Reuter/file photo
Figurines with computers and smartphones are seen in front of the words “Artificial Intelligence AI” in this illustration taken on Feb. 19, 2024.

Even if AI is used in a creative work, a human being must be the “inventor” of the work, according to a draft of the government’s “Intellectual Property Promotion Plan 2024,” it has been learned.

The draft will be finalized soon by the government’s Intellectual Property Strategy Headquarters, which is chaired by Prime Minister Fumio Kishida.

As to the voices of actors and voice actors, which are not protected under the current Unfair Competition Prevention Law, the draft also states that the principles on intellectual properties of such voices will be rethought.

The draft notes that at the current level of AI, “it is not possible to confirm that the AI itself is engaged in creative activities autonomously and apart from human involvement.” It adds that “a natural person should be recognized as the inventor.”

Similar opinions have been expressed in the judicial field as well. The Tokyo District Court dismissed on May 16 a lawsuit filed against the government by an American engineer, who claimed that the Japan Patent Office illegally rejected their patent application that named AI as the inventor. The court made its dismissal on the grounds that “‘inventor’ as defined by the Patent Law is limited to natural persons.”

The draft does, however, anticipate a rapid development of AI that would allow it to complete the novel parts of an invention by itself. “We will continue to examine [protections], taking into account technological progress, international trends and needs,” it states.

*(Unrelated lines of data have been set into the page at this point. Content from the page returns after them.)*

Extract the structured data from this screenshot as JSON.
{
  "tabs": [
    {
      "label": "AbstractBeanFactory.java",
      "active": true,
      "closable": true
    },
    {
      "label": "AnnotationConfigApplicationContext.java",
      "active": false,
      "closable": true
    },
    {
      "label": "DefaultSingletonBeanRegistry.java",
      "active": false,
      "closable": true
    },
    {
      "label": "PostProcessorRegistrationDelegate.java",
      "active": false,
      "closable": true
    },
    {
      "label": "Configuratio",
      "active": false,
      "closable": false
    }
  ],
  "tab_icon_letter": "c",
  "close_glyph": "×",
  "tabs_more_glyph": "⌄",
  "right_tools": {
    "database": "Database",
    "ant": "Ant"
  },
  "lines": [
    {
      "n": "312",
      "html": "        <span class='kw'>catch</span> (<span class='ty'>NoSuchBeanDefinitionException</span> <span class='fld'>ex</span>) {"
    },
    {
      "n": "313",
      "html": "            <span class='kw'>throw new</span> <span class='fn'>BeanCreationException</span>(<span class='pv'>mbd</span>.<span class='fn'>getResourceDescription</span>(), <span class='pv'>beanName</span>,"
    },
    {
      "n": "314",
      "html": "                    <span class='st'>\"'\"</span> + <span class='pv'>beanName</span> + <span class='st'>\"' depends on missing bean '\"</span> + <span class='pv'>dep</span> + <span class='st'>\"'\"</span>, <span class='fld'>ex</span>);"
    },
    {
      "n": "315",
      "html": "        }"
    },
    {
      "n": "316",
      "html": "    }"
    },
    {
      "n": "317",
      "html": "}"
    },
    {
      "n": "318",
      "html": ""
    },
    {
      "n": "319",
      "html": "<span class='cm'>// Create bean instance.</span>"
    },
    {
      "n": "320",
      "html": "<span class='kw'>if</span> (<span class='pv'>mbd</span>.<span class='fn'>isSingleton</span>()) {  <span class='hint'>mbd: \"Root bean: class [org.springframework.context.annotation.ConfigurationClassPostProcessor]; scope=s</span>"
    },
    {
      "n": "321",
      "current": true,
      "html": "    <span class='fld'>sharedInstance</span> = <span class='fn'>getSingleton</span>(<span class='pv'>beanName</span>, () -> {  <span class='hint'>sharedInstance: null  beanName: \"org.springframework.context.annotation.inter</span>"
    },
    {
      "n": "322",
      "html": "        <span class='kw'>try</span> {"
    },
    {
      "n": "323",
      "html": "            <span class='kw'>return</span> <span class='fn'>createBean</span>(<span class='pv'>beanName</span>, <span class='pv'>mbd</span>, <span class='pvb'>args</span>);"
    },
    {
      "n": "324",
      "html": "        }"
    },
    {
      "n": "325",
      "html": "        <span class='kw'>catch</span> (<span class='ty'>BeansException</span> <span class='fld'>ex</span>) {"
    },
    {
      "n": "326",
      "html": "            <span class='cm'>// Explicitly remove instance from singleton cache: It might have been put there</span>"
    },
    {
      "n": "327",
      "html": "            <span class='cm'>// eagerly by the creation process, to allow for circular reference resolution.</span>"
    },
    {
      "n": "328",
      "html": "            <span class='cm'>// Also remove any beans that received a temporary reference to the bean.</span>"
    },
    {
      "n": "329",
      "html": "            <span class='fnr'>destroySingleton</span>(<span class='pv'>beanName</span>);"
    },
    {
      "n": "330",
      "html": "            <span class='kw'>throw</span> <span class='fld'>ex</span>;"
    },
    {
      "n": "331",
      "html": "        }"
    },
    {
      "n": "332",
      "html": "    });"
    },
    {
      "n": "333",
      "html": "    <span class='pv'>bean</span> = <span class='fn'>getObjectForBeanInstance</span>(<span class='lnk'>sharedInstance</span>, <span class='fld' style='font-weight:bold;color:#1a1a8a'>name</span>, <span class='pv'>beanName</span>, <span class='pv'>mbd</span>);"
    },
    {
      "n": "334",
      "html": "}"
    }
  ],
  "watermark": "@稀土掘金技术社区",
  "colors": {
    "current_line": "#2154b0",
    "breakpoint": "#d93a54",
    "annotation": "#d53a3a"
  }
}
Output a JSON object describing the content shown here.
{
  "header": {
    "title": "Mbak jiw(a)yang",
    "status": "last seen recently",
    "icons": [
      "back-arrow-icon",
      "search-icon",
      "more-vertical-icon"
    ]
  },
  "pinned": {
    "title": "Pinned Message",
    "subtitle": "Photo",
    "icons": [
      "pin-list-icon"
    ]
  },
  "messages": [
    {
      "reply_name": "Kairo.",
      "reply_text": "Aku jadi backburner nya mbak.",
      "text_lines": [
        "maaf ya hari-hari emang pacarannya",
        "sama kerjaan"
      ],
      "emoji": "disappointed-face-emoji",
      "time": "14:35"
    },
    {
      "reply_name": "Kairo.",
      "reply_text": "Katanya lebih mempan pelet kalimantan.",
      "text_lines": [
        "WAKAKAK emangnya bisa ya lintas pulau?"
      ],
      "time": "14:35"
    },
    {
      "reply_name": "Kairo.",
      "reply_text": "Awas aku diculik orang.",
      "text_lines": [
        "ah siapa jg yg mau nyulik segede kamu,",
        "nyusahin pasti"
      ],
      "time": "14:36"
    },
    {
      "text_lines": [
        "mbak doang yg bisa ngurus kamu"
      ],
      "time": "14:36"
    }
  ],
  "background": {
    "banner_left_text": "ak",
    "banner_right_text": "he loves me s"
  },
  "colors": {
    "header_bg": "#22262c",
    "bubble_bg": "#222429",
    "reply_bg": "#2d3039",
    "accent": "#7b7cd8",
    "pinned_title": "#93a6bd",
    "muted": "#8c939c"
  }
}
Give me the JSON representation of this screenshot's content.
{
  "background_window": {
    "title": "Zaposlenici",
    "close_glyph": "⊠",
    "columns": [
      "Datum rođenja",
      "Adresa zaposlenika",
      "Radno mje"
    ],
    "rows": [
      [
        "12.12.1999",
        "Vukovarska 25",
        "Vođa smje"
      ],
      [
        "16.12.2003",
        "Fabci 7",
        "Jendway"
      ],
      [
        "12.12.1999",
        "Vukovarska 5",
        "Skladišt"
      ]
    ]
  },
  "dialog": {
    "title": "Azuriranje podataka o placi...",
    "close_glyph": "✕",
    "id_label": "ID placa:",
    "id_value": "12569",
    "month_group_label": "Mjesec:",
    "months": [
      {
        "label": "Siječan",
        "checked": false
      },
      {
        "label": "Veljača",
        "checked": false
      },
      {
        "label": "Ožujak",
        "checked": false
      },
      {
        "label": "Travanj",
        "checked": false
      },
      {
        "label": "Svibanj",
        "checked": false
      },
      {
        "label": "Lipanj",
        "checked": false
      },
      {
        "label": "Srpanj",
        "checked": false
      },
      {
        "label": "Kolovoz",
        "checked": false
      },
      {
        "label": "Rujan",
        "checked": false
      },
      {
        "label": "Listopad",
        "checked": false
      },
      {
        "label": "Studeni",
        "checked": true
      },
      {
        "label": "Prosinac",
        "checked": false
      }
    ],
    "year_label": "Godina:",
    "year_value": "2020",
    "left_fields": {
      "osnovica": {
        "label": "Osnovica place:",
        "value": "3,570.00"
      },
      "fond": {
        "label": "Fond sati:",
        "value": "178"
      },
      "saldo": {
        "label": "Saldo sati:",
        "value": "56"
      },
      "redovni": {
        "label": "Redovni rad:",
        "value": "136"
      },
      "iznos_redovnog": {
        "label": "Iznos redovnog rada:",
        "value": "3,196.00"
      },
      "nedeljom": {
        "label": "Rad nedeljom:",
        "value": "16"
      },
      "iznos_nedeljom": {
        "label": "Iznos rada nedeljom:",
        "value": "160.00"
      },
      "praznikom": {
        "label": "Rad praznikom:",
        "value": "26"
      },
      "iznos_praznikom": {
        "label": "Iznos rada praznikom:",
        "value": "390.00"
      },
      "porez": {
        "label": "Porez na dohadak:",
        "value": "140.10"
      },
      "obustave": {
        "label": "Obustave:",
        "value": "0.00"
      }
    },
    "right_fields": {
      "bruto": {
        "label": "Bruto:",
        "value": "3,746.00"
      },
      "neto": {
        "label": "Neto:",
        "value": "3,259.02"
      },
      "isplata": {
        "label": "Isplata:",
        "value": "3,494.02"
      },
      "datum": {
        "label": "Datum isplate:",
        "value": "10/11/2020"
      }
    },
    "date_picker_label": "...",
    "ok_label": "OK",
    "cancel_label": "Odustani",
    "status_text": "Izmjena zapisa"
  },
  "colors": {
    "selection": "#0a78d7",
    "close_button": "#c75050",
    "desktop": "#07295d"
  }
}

Generative AI has also been used to imitate the voices of some actors and voice actors, which were then circulated on social media. The draft states that the “mindset” for how to handle generative AI using and generating the voices of actors and voice actors “will be reviewed.”

As for copyrights, the draft only states that “awareness will be raised” about the “mindset” of the Copyright Law to clarify interpretations of the law, which was released in March by a subcommittee of the Cultural Affairs Council under the Cultural Affairs Agency. The draft does not touch on revisions to the Copyright Law.

And as for measures against the illegal distribution of anime online, the draft stresses the need to “promote the strengthening of strict border controls,” and includes a policy on promoting international cooperation in investigations. Given the need for the government to be actively involved in shaping international rules as new international markets emerge through tech development, the draft also suggests formulating a “national standards strategy” and developing a system to promote this strategy.